As firm proof the Waco metropolitan area is growing steadily and society is growing increasingly litigious, residents will get a chance to further contemplate Texas justice in action not only through creation of two local courts — a third county court-at-law and a sixth district court — but also through the jurists who will steer them from the very outset. Atop that, the Waco-based 10th Court of Appeals overseeing 18 counties has lost a third of its three-judge panel with last month’s resignation of Justice John Neill. This means McLennan County Commissioners will pick a judge for the new county court-at-law, while Texas Gov. Greg Abbott will tap a successor for Neill and a judge for the new 474th State District Court.
At times the state and federal judiciaries seem to constitute the only branch of government that shows any sense of propriety and decorum about its duties, including equal and fair application of the law. Let’s hope commissioners and the governor choose wisely with an eye to our societal benefit under the rule of law as well as their own reputations. The worst decisions would involve selection of jurists whose pursuits of overtly partisan aims would naturally raise questions about their ability to get beyond biases. Even now, it’s unsettling to see district and court-at-law judges at political meetings where the rhetoric can veer into the realm of the radicalized and the so-called warmup humor shames all assembled.

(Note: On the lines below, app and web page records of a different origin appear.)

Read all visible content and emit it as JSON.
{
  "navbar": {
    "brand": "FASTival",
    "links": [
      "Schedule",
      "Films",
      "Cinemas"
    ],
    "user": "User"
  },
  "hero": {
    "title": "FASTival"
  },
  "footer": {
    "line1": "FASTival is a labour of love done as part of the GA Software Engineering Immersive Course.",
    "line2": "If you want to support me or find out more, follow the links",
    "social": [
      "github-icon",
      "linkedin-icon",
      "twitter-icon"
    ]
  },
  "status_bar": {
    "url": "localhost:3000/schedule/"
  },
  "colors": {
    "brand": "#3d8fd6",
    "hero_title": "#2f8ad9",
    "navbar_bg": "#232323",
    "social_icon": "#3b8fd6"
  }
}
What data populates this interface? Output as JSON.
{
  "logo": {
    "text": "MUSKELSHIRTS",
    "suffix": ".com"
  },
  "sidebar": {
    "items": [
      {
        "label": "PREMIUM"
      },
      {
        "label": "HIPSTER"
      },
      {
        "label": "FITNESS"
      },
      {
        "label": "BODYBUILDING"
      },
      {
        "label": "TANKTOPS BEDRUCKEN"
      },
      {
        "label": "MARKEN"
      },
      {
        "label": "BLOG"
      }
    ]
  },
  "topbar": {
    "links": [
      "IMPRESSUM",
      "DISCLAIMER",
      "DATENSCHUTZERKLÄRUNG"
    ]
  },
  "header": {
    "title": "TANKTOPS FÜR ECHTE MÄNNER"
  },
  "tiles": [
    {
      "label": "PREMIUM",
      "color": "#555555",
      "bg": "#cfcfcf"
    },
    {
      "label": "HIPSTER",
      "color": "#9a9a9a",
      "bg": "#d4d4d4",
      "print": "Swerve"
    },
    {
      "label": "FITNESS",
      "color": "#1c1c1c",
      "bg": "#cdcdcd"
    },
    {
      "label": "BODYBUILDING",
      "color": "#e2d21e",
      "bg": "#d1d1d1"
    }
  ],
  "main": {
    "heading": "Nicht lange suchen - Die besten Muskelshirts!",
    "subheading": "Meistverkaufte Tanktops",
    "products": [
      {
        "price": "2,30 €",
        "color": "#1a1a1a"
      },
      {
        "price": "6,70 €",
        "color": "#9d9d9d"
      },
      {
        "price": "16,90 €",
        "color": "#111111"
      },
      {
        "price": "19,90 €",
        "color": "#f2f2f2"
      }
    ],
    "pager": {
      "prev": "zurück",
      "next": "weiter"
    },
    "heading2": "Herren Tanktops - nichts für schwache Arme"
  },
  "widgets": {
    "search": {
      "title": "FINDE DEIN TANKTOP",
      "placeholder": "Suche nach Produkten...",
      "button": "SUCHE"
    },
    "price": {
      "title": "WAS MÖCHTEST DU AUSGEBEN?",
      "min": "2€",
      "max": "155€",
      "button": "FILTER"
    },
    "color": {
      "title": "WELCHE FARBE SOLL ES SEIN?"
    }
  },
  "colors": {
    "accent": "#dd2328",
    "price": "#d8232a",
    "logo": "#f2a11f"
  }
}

Yes, judges running for county, district and state courts in Texas ordinarily run as Republicans or Democrats, even though judicial standards frown upon jurists who display the partisanship many must nonetheless embrace briefly to win their jobs. Worse, as the Trib editorial board discovered back when regularly interviewing judicial candidates, many balk at discussing even broadly controversial issues they might one day face. Some are allergic to explaining too fully decisions on which they’ve already ruled (which in any case can be gleaned from reading their written opinions). In the final analysis, this often leaves only their legal experience and party label to define them to voters.
During a Texas Commission on Judicial Selection meeting last year, former Texas Supreme Court chief justice Wallace Jefferson, descendant of former slave Shedrick Willis who after the Civil War served on the Waco City Council, lamented that capable judicial candidates in recent times have lost elections “because during that election they had the wrong political party attached to their name or because often in a primary they had the wrong name — it was confusing or ethnic-sounding — and people have a difficult time winning elections under those circumstances.” Some lost, he said, because “they were unable to raise the kind of money you need to raise to be competitive in a judicial election.”
At Baylor Law School seminars and forums we’ve attended, faculty members and legal experts stress such qualities as legal competence, insightful knowledge of the law and U.S. Constitution and, finally, professional and personal integrity. Let’s hope that county commissioners as well as the governor — the latter, after all, a former district judge and state supreme court justice — can articulate rationale in their selections for this slate of judges. They should remember that those jurists who demonstrate the highest judicial scruples and discretion will bring honor not only to our battered system of justice but those public servants who chose them above all others for the job.